_Problem requirements:_ Type out the data exactly as given. Skip any image.
** Opening Records block **
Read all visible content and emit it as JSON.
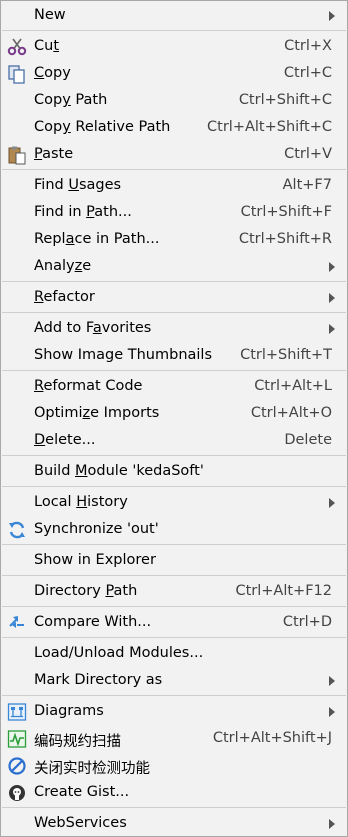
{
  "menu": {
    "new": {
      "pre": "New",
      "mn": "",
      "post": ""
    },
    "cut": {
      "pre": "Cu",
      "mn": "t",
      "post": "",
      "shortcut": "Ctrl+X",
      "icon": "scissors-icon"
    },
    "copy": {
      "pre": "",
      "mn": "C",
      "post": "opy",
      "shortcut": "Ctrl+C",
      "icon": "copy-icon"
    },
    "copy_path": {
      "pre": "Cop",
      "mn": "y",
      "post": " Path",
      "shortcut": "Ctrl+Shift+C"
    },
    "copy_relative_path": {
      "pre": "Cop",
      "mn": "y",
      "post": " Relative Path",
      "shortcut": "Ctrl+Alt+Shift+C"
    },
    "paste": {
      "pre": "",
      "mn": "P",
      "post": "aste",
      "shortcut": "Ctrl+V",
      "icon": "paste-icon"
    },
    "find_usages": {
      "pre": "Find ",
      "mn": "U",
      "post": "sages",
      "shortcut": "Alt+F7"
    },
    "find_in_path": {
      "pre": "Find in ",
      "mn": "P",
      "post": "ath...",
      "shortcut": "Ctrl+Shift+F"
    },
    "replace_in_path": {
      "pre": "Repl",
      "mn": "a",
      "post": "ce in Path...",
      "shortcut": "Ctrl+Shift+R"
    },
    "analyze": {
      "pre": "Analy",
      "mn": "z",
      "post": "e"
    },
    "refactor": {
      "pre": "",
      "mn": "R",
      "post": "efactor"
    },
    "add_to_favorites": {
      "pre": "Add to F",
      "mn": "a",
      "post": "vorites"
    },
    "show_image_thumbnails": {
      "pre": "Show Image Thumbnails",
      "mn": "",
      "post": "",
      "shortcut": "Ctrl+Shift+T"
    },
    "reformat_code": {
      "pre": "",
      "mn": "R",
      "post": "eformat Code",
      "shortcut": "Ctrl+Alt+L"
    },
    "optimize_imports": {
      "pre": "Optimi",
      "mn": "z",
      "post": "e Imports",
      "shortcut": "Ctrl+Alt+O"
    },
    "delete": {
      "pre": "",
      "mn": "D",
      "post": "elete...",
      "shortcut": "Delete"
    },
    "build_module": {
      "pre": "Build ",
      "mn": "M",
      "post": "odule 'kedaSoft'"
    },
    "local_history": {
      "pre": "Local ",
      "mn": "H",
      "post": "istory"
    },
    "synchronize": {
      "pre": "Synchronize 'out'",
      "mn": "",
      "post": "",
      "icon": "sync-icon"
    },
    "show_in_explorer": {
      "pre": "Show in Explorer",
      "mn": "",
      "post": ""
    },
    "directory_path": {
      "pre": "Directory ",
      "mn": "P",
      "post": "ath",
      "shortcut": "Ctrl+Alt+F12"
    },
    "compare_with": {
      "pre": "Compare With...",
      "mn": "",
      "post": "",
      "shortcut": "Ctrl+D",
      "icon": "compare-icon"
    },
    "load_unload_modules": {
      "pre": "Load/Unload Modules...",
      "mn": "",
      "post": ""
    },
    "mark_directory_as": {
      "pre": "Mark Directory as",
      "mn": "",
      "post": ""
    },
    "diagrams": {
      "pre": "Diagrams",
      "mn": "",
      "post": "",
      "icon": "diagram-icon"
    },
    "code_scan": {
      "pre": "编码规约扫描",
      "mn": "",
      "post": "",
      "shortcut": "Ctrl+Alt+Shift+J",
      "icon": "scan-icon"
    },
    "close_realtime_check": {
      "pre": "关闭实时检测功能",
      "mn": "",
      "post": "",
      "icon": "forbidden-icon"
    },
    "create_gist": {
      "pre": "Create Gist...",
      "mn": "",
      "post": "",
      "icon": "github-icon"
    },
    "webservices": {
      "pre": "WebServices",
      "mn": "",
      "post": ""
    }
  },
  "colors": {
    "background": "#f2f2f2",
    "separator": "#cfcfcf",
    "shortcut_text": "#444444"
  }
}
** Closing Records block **
_Solution for this task:_
Read all visible content and emit it as JSON.
{
  "menu": {
    "new": {
      "pre": "New",
      "mn": "",
      "post": ""
    },
    "cut": {
      "pre": "Cu",
      "mn": "t",
      "post": "",
      "shortcut": "Ctrl+X",
      "icon": "scissors-icon"
    },
    "copy": {
      "pre": "",
      "mn": "C",
      "post": "opy",
      "shortcut": "Ctrl+C",
      "icon": "copy-icon"
    },
    "copy_path": {
      "pre": "Cop",
      "mn": "y",
      "post": " Path",
      "shortcut": "Ctrl+Shift+C"
    },
    "copy_relative_path": {
      "pre": "Cop",
      "mn": "y",
      "post": " Relative Path",
      "shortcut": "Ctrl+Alt+Shift+C"
    },
    "paste": {
      "pre": "",
      "mn": "P",
      "post": "aste",
      "shortcut": "Ctrl+V",
      "icon": "paste-icon"
    },
    "find_usages": {
      "pre": "Find ",
      "mn": "U",
      "post": "sages",
      "shortcut": "Alt+F7"
    },
    "find_in_path": {
      "pre": "Find in ",
      "mn": "P",
      "post": "ath...",
      "shortcut": "Ctrl+Shift+F"
    },
    "replace_in_path": {
      "pre": "Repl",
      "mn": "a",
      "post": "ce in Path...",
      "shortcut": "Ctrl+Shift+R"
    },
    "analyze": {
      "pre": "Analy",
      "mn": "z",
      "post": "e"
    },
    "refactor": {
      "pre": "",
      "mn": "R",
      "post": "efactor"
    },
    "add_to_favorites": {
      "pre": "Add to F",
      "mn": "a",
      "post": "vorites"
    },
    "show_image_thumbnails": {
      "pre": "Show Image Thumbnails",
      "mn": "",
      "post": "",
      "shortcut": "Ctrl+Shift+T"
    },
    "reformat_code": {
      "pre": "",
      "mn": "R",
      "post": "eformat Code",
      "shortcut": "Ctrl+Alt+L"
    },
    "optimize_imports": {
      "pre": "Optimi",
      "mn": "z",
      "post": "e Imports",
      "shortcut": "Ctrl+Alt+O"
    },
    "delete": {
      "pre": "",
      "mn": "D",
      "post": "elete...",
      "shortcut": "Delete"
    },
    "build_module": {
      "pre": "Build ",
      "mn": "M",
      "post": "odule 'kedaSoft'"
    },
    "local_history": {
      "pre": "Local ",
      "mn": "H",
      "post": "istory"
    },
    "synchronize": {
      "pre": "Synchronize 'out'",
      "mn": "",
      "post": "",
      "icon": "sync-icon"
    },
    "show_in_explorer": {
      "pre": "Show in Explorer",
      "mn": "",
      "post": ""
    },
    "directory_path": {
      "pre": "Directory ",
      "mn": "P",
      "post": "ath",
      "shortcut": "Ctrl+Alt+F12"
    },
    "compare_with": {
      "pre": "Compare With...",
      "mn": "",
      "post": "",
      "shortcut": "Ctrl+D",
      "icon": "compare-icon"
    },
    "load_unload_modules": {
      "pre": "Load/Unload Modules...",
      "mn": "",
      "post": ""
    },
    "mark_directory_as": {
      "pre": "Mark Directory as",
      "mn": "",
      "post": ""
    },
    "diagrams": {
      "pre": "Diagrams",
      "mn": "",
      "post": "",
      "icon": "diagram-icon"
    },
    "code_scan": {
      "pre": "编码规约扫描",
      "mn": "",
      "post": "",
      "shortcut": "Ctrl+Alt+Shift+J",
      "icon": "scan-icon"
    },
    "close_realtime_check": {
      "pre": "关闭实时检测功能",
      "mn": "",
      "post": "",
      "icon": "forbidden-icon"
    },
    "create_gist": {
      "pre": "Create Gist...",
      "mn": "",
      "post": "",
      "icon": "github-icon"
    },
    "webservices": {
      "pre": "WebServices",
      "mn": "",
      "post": ""
    }
  },
  "colors": {
    "background": "#f2f2f2",
    "separator": "#cfcfcf",
    "shortcut_text": "#444444"
  }
}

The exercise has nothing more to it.